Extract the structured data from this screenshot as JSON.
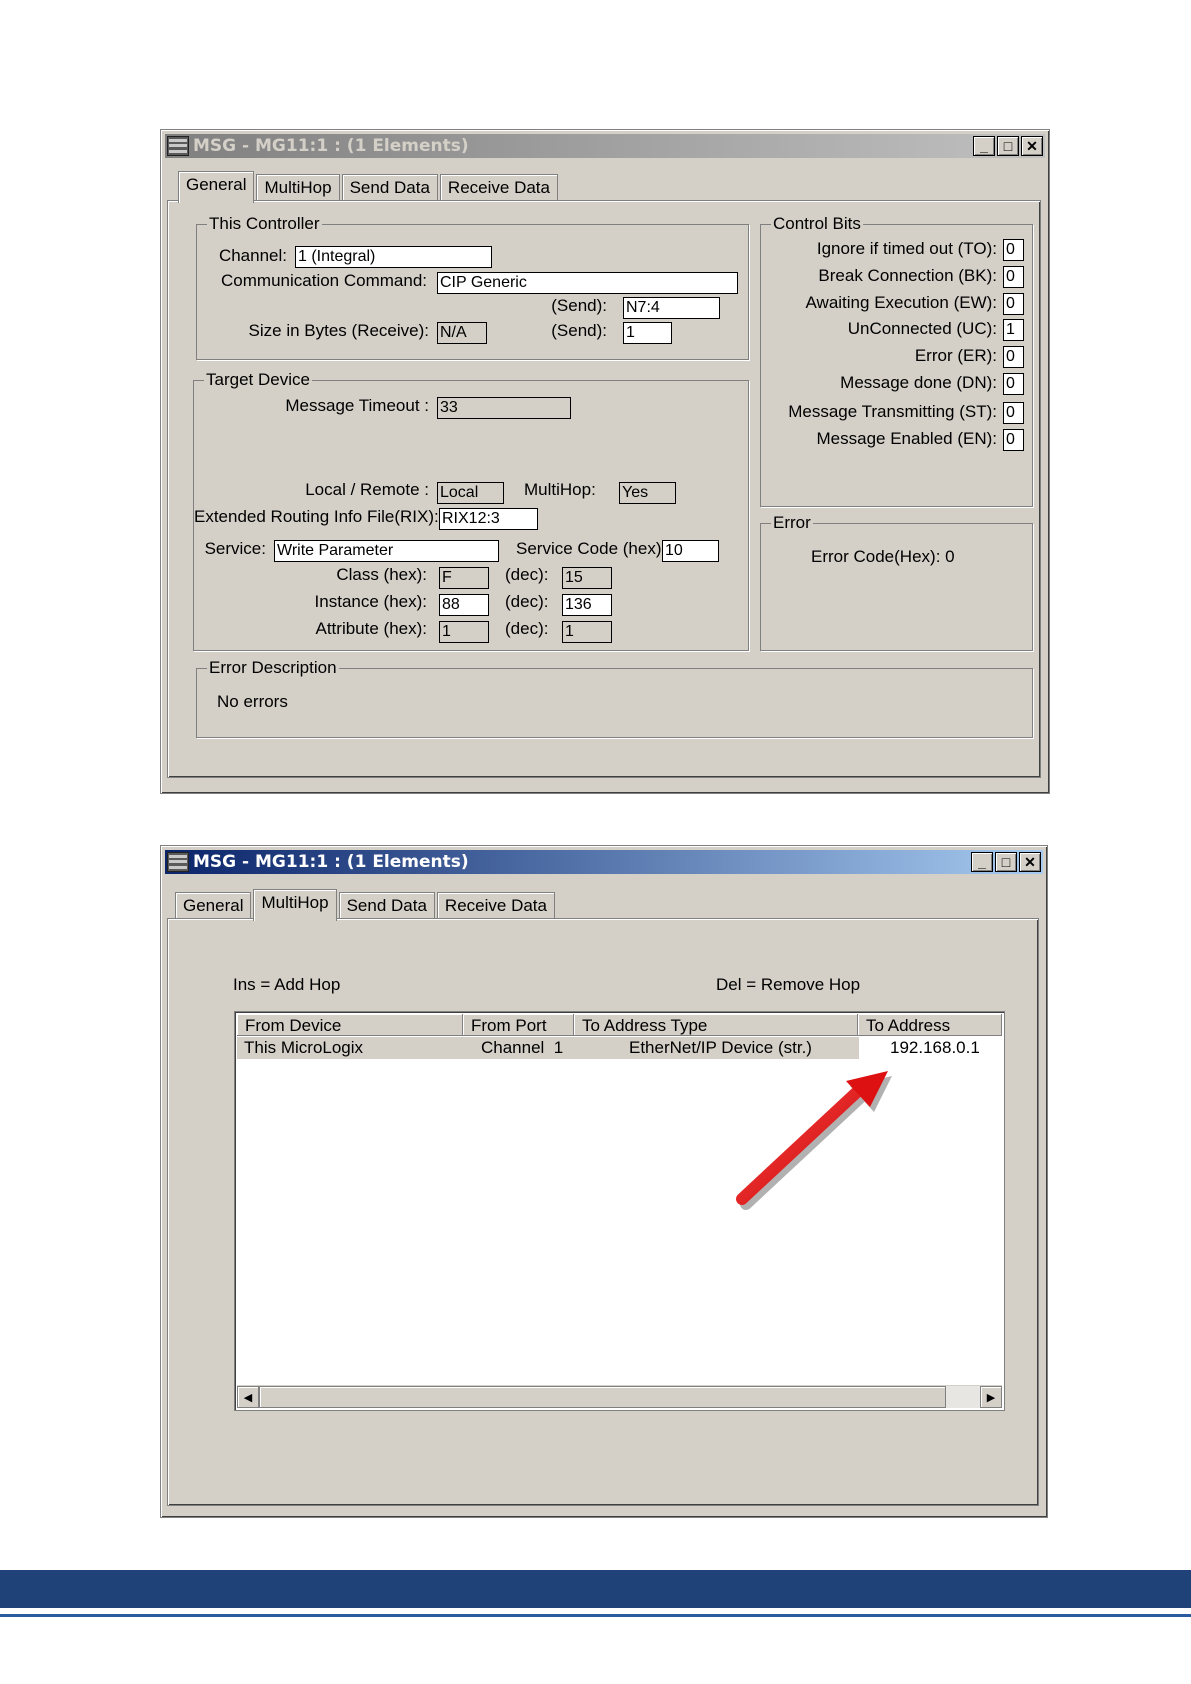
{
  "colors": {
    "footer_band": "#1f4278",
    "footer_line": "#2a5aa0",
    "arrow": "#dd1111"
  },
  "window1": {
    "title": "MSG - MG11:1 : (1 Elements)",
    "tabs": [
      "General",
      "MultiHop",
      "Send Data",
      "Receive Data"
    ],
    "active_tab": "General",
    "this_controller": {
      "legend": "This Controller",
      "channel_label": "Channel:",
      "channel_value": "1 (Integral)",
      "comm_label": "Communication Command:",
      "comm_value": "CIP Generic",
      "send_label": "(Send):",
      "send_value": "N7:4",
      "size_label": "Size in Bytes (Receive):",
      "size_receive": "N/A",
      "size_send_label": "(Send):",
      "size_send_value": "1"
    },
    "target_device": {
      "legend": "Target Device",
      "timeout_label": "Message Timeout :",
      "timeout_value": "33",
      "local_remote_label": "Local / Remote :",
      "local_remote_value": "Local",
      "multihop_label": "MultiHop:",
      "multihop_value": "Yes",
      "rix_label": "Extended Routing Info File(RIX):",
      "rix_value": "RIX12:3",
      "service_label": "Service:",
      "service_value": "Write Parameter",
      "service_code_label": "Service Code (hex):",
      "service_code_value": "10",
      "class_label": "Class (hex):",
      "class_hex": "F",
      "class_dec_label": "(dec):",
      "class_dec": "15",
      "instance_label": "Instance (hex):",
      "instance_hex": "88",
      "instance_dec_label": "(dec):",
      "instance_dec": "136",
      "attribute_label": "Attribute (hex):",
      "attribute_hex": "1",
      "attribute_dec_label": "(dec):",
      "attribute_dec": "1"
    },
    "control_bits": {
      "legend": "Control Bits",
      "items": [
        {
          "label": "Ignore if timed out (TO):",
          "value": "0"
        },
        {
          "label": "Break Connection (BK):",
          "value": "0"
        },
        {
          "label": "Awaiting Execution (EW):",
          "value": "0"
        },
        {
          "label": "UnConnected (UC):",
          "value": "1"
        },
        {
          "label": "Error (ER):",
          "value": "0"
        },
        {
          "label": "Message done (DN):",
          "value": "0"
        },
        {
          "label": "Message Transmitting (ST):",
          "value": "0"
        },
        {
          "label": "Message Enabled (EN):",
          "value": "0"
        }
      ]
    },
    "error": {
      "legend": "Error",
      "code_text": "Error Code(Hex): 0"
    },
    "error_description": {
      "legend": "Error Description",
      "text": "No errors"
    }
  },
  "window2": {
    "title": "MSG - MG11:1 : (1 Elements)",
    "tabs": [
      "General",
      "MultiHop",
      "Send Data",
      "Receive Data"
    ],
    "active_tab": "MultiHop",
    "ins_hint": "Ins = Add Hop",
    "del_hint": "Del = Remove Hop",
    "columns": [
      "From Device",
      "From Port",
      "To Address Type",
      "To Address"
    ],
    "rows": [
      [
        "This MicroLogix",
        "Channel  1",
        "EtherNet/IP Device (str.)",
        "192.168.0.1"
      ]
    ]
  }
}
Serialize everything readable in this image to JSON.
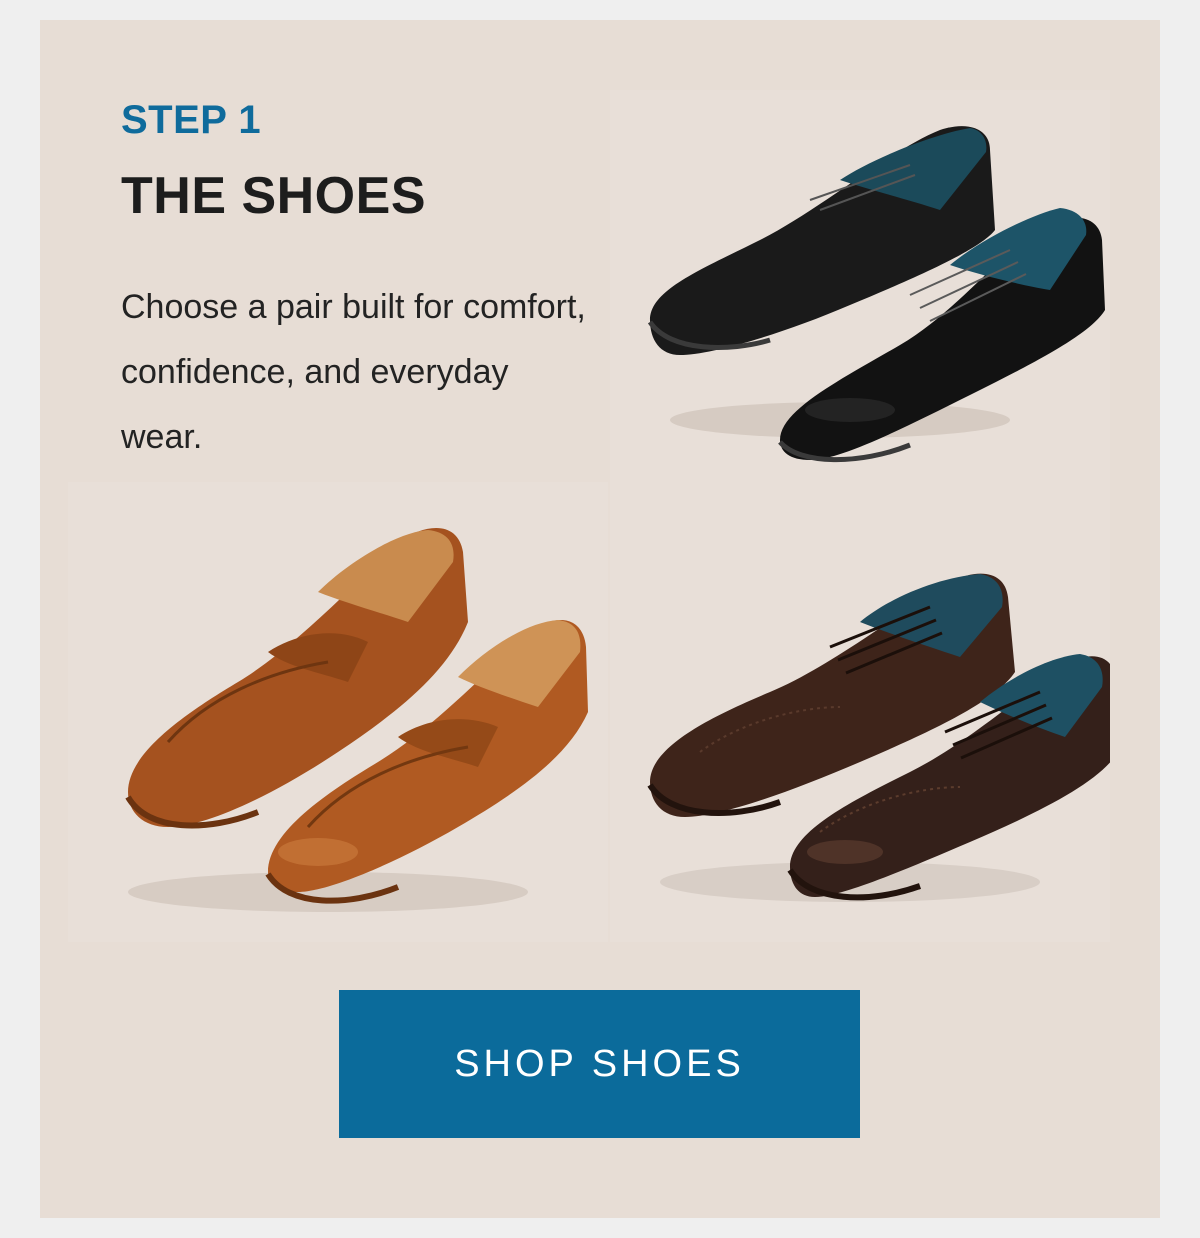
{
  "section": {
    "step_label": "STEP 1",
    "title": "THE SHOES",
    "description": "Choose a pair built for comfort, confidence, and everyday wear."
  },
  "products": [
    {
      "name": "black-wingtip-derby",
      "icon": "black-wingtip-shoes-image",
      "color": "#161616"
    },
    {
      "name": "tan-penny-loafer",
      "icon": "tan-loafer-shoes-image",
      "color": "#a5521f"
    },
    {
      "name": "brown-wingtip-oxford",
      "icon": "brown-wingtip-shoes-image",
      "color": "#3b2219"
    }
  ],
  "cta": {
    "label": "SHOP SHOES",
    "color": "#0b6b9b"
  },
  "colors": {
    "background": "#e7ddd5",
    "accent": "#0f6b9c",
    "text": "#1d1d1d"
  }
}
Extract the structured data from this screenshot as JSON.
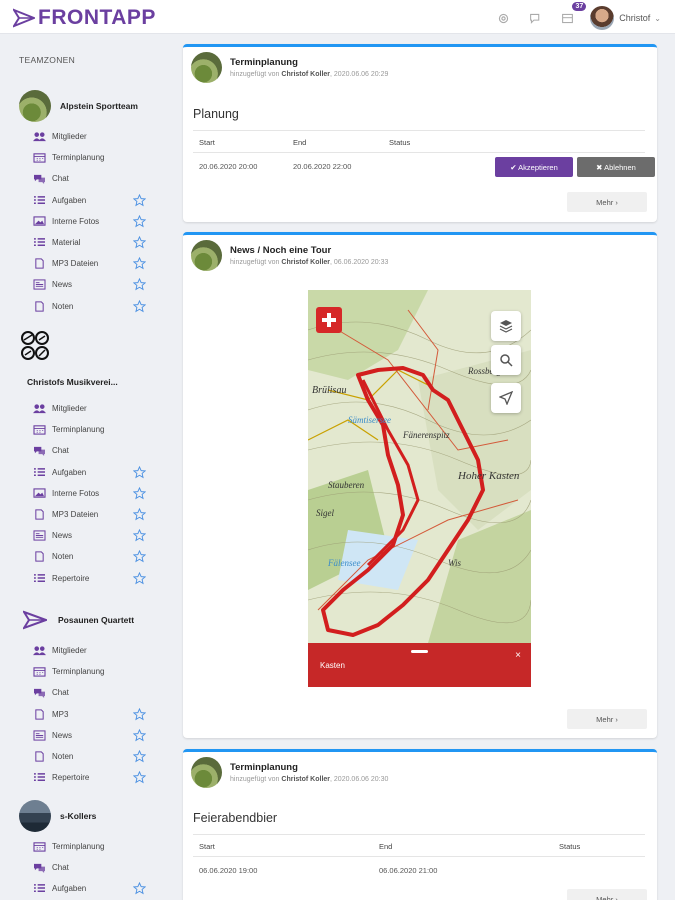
{
  "app": {
    "brand": "FRONTAPP"
  },
  "topbar": {
    "notification_count": "37",
    "user_name": "Christof"
  },
  "sidebar": {
    "heading": "TEAMZONEN",
    "teams": [
      {
        "name": "Alpstein Sportteam",
        "items": [
          "Mitglieder",
          "Terminplanung",
          "Chat",
          "Aufgaben",
          "Interne Fotos",
          "Material",
          "MP3 Dateien",
          "News",
          "Noten"
        ]
      },
      {
        "name": "Christofs Musikverei...",
        "items": [
          "Mitglieder",
          "Terminplanung",
          "Chat",
          "Aufgaben",
          "Interne Fotos",
          "MP3 Dateien",
          "News",
          "Noten",
          "Repertoire"
        ]
      },
      {
        "name": "Posaunen Quartett",
        "items": [
          "Mitglieder",
          "Terminplanung",
          "Chat",
          "MP3",
          "News",
          "Noten",
          "Repertoire"
        ]
      },
      {
        "name": "s-Kollers",
        "items": [
          "Terminplanung",
          "Chat",
          "Aufgaben"
        ]
      }
    ]
  },
  "feed": {
    "card1": {
      "title": "Terminplanung",
      "added_prefix": "hinzugefügt von",
      "author": "Christof Koller",
      "timestamp": "2020.06.06 20:29",
      "section": "Planung",
      "columns": [
        "Start",
        "End",
        "Status"
      ],
      "row": {
        "start": "20.06.2020 20:00",
        "end": "20.06.2020 22:00"
      },
      "accept_label": "✔ Akzeptieren",
      "decline_label": "✖ Ablehnen",
      "more_label": "Mehr ›"
    },
    "card2": {
      "title": "News / Noch eine Tour",
      "added_prefix": "hinzugefügt von",
      "author": "Christof Koller",
      "timestamp": "06.06.2020 20:33",
      "map": {
        "panel_label": "Kasten",
        "close_symbol": "×",
        "place_labels": [
          "Rossberg",
          "Brülisau",
          "Sämtisersee",
          "Fänerenspitz",
          "Hoher Kasten",
          "Stauberen",
          "Sigel",
          "Fälensee",
          "Wis"
        ]
      },
      "more_label": "Mehr ›"
    },
    "card3": {
      "title": "Terminplanung",
      "added_prefix": "hinzugefügt von",
      "author": "Christof Koller",
      "timestamp": "2020.06.06 20:30",
      "section": "Feierabendbier",
      "columns": [
        "Start",
        "End",
        "Status"
      ],
      "row": {
        "start": "06.06.2020 19:00",
        "end": "06.06.2020 21:00"
      },
      "more_label": "Mehr ›"
    }
  },
  "colors": {
    "brand": "#6b3fa0",
    "card_border": "#2196f3",
    "menu_icon": "#6b3fa0",
    "star": "#4a90e2",
    "map_red": "#c62828"
  }
}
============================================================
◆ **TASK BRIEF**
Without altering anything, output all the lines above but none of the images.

◆ **SOLUTION FOR THIS EXERCISE**
Extract the structured data from this screenshot as JSON.
{
  "colors": {
    "footer_band": "#1f4278",
    "footer_line": "#2a5aa0",
    "arrow": "#dd1111"
  },
  "window1": {
    "title": "MSG - MG11:1 : (1 Elements)",
    "tabs": [
      "General",
      "MultiHop",
      "Send Data",
      "Receive Data"
    ],
    "active_tab": "General",
    "this_controller": {
      "legend": "This Controller",
      "channel_label": "Channel:",
      "channel_value": "1 (Integral)",
      "comm_label": "Communication Command:",
      "comm_value": "CIP Generic",
      "send_label": "(Send):",
      "send_value": "N7:4",
      "size_label": "Size in Bytes (Receive):",
      "size_receive": "N/A",
      "size_send_label": "(Send):",
      "size_send_value": "1"
    },
    "target_device": {
      "legend": "Target Device",
      "timeout_label": "Message Timeout :",
      "timeout_value": "33",
      "local_remote_label": "Local / Remote :",
      "local_remote_value": "Local",
      "multihop_label": "MultiHop:",
      "multihop_value": "Yes",
      "rix_label": "Extended Routing Info File(RIX):",
      "rix_value": "RIX12:3",
      "service_label": "Service:",
      "service_value": "Write Parameter",
      "service_code_label": "Service Code (hex):",
      "service_code_value": "10",
      "class_label": "Class (hex):",
      "class_hex": "F",
      "class_dec_label": "(dec):",
      "class_dec": "15",
      "instance_label": "Instance (hex):",
      "instance_hex": "88",
      "instance_dec_label": "(dec):",
      "instance_dec": "136",
      "attribute_label": "Attribute (hex):",
      "attribute_hex": "1",
      "attribute_dec_label": "(dec):",
      "attribute_dec": "1"
    },
    "control_bits": {
      "legend": "Control Bits",
      "items": [
        {
          "label": "Ignore if timed out (TO):",
          "value": "0"
        },
        {
          "label": "Break Connection (BK):",
          "value": "0"
        },
        {
          "label": "Awaiting Execution (EW):",
          "value": "0"
        },
        {
          "label": "UnConnected (UC):",
          "value": "1"
        },
        {
          "label": "Error (ER):",
          "value": "0"
        },
        {
          "label": "Message done (DN):",
          "value": "0"
        },
        {
          "label": "Message Transmitting (ST):",
          "value": "0"
        },
        {
          "label": "Message Enabled (EN):",
          "value": "0"
        }
      ]
    },
    "error": {
      "legend": "Error",
      "code_text": "Error Code(Hex): 0"
    },
    "error_description": {
      "legend": "Error Description",
      "text": "No errors"
    }
  },
  "window2": {
    "title": "MSG - MG11:1 : (1 Elements)",
    "tabs": [
      "General",
      "MultiHop",
      "Send Data",
      "Receive Data"
    ],
    "active_tab": "MultiHop",
    "ins_hint": "Ins = Add Hop",
    "del_hint": "Del = Remove Hop",
    "columns": [
      "From Device",
      "From Port",
      "To Address Type",
      "To Address"
    ],
    "rows": [
      [
        "This MicroLogix",
        "Channel  1",
        "EtherNet/IP Device (str.)",
        "192.168.0.1"
      ]
    ]
  }
}
Serialize everything readable in this image to JSON.
{
  "section": {
    "step_label": "STEP 1",
    "title": "THE SHOES",
    "description": "Choose a pair built for comfort, confidence, and everyday wear."
  },
  "products": [
    {
      "name": "black-wingtip-derby",
      "icon": "black-wingtip-shoes-image",
      "color": "#161616"
    },
    {
      "name": "tan-penny-loafer",
      "icon": "tan-loafer-shoes-image",
      "color": "#a5521f"
    },
    {
      "name": "brown-wingtip-oxford",
      "icon": "brown-wingtip-shoes-image",
      "color": "#3b2219"
    }
  ],
  "cta": {
    "label": "SHOP SHOES",
    "color": "#0b6b9b"
  },
  "colors": {
    "background": "#e7ddd5",
    "accent": "#0f6b9c",
    "text": "#1d1d1d"
  }
}
Extract the structured data from this screenshot as JSON.
{
  "app": {
    "brand": "FRONTAPP"
  },
  "topbar": {
    "notification_count": "37",
    "user_name": "Christof"
  },
  "sidebar": {
    "heading": "TEAMZONEN",
    "teams": [
      {
        "name": "Alpstein Sportteam",
        "items": [
          "Mitglieder",
          "Terminplanung",
          "Chat",
          "Aufgaben",
          "Interne Fotos",
          "Material",
          "MP3 Dateien",
          "News",
          "Noten"
        ]
      },
      {
        "name": "Christofs Musikverei...",
        "items": [
          "Mitglieder",
          "Terminplanung",
          "Chat",
          "Aufgaben",
          "Interne Fotos",
          "MP3 Dateien",
          "News",
          "Noten",
          "Repertoire"
        ]
      },
      {
        "name": "Posaunen Quartett",
        "items": [
          "Mitglieder",
          "Terminplanung",
          "Chat",
          "MP3",
          "News",
          "Noten",
          "Repertoire"
        ]
      },
      {
        "name": "s-Kollers",
        "items": [
          "Terminplanung",
          "Chat",
          "Aufgaben"
        ]
      }
    ]
  },
  "feed": {
    "card1": {
      "title": "Terminplanung",
      "added_prefix": "hinzugefügt von",
      "author": "Christof Koller",
      "timestamp": "2020.06.06 20:29",
      "section": "Planung",
      "columns": [
        "Start",
        "End",
        "Status"
      ],
      "row": {
        "start": "20.06.2020 20:00",
        "end": "20.06.2020 22:00"
      },
      "accept_label": "✔ Akzeptieren",
      "decline_label": "✖ Ablehnen",
      "more_label": "Mehr ›"
    },
    "card2": {
      "title": "News / Noch eine Tour",
      "added_prefix": "hinzugefügt von",
      "author": "Christof Koller",
      "timestamp": "06.06.2020 20:33",
      "map": {
        "panel_label": "Kasten",
        "close_symbol": "×",
        "place_labels": [
          "Rossberg",
          "Brülisau",
          "Sämtisersee",
          "Fänerenspitz",
          "Hoher Kasten",
          "Stauberen",
          "Sigel",
          "Fälensee",
          "Wis"
        ]
      },
      "more_label": "Mehr ›"
    },
    "card3": {
      "title": "Terminplanung",
      "added_prefix": "hinzugefügt von",
      "author": "Christof Koller",
      "timestamp": "2020.06.06 20:30",
      "section": "Feierabendbier",
      "columns": [
        "Start",
        "End",
        "Status"
      ],
      "row": {
        "start": "06.06.2020 19:00",
        "end": "06.06.2020 21:00"
      },
      "more_label": "Mehr ›"
    }
  },
  "colors": {
    "brand": "#6b3fa0",
    "card_border": "#2196f3",
    "menu_icon": "#6b3fa0",
    "star": "#4a90e2",
    "map_red": "#c62828"
  }
}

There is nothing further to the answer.